If you’ve been procrastinating about refinancing your mortgage, you could be in for a surprise. After flirting with near historic lows in late April, and hovering around 5% in May, in the first half of June, average rates on 30 year fixed mortgages have now risen to 5.6% with the trend decidedly up.
What does this mean to you? Refinancing can still make sense, if you have an adjustable rate mortgage and want to lock in long term savings since rates are anticipated to keep rising. Getting a new mortgage is also a practical choice if your current fixed rate loan is at 6.6% or better. Mortgage experts contend that it takes at least a full point of difference between your current rate and your new rate to make refinancing worth your while, given the costs and time involved in securing a new home loan.
Mortgage modification remains a viable option. Since most loan mods are changes in the interest only, the sooner you lock in a long term deal the better it will be for you. Costs are substantially lower for a loan modification compared to a refinance, especially if you do it yourself. Remember that hardship is a key element in requesting an interest rate reduction. Help from both the private and public sector abounds.
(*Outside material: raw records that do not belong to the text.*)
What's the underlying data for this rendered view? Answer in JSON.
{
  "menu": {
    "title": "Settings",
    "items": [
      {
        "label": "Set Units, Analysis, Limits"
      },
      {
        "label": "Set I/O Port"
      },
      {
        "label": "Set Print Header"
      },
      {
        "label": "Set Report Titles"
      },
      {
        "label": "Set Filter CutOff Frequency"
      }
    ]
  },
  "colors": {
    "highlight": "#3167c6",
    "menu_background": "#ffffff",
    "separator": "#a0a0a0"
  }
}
What is leading to this rise in rates? Several factors are at work. Most investors believe that the stock market bottomed out in early March when the Dow Jones Industrial Average dipped below 7,000. It’s been consistently over 8,000 for the past six weeks, closing over 8,500 today despite a more than 100 point loss. With investors feeling more confident, they are more inclined to gamble in stocks than put their money into government backed mortgage securities. Higher interest rates also reflect the fact that the government is borrowing huge amounts of money to shore up the economy. The Federal Reserve could buy government debt to lower the interest rate, but that action would lead to worries that the Obama administration is trying to spend its way out of the recession by printing money. Increasing interest rates seem likely.
The lesson here is clear. A half point difference in a mortgage interest rate can easily mean $200 more or less a month in your pocket. If you are hoping to reduce your mortgage payments, the time to act is now.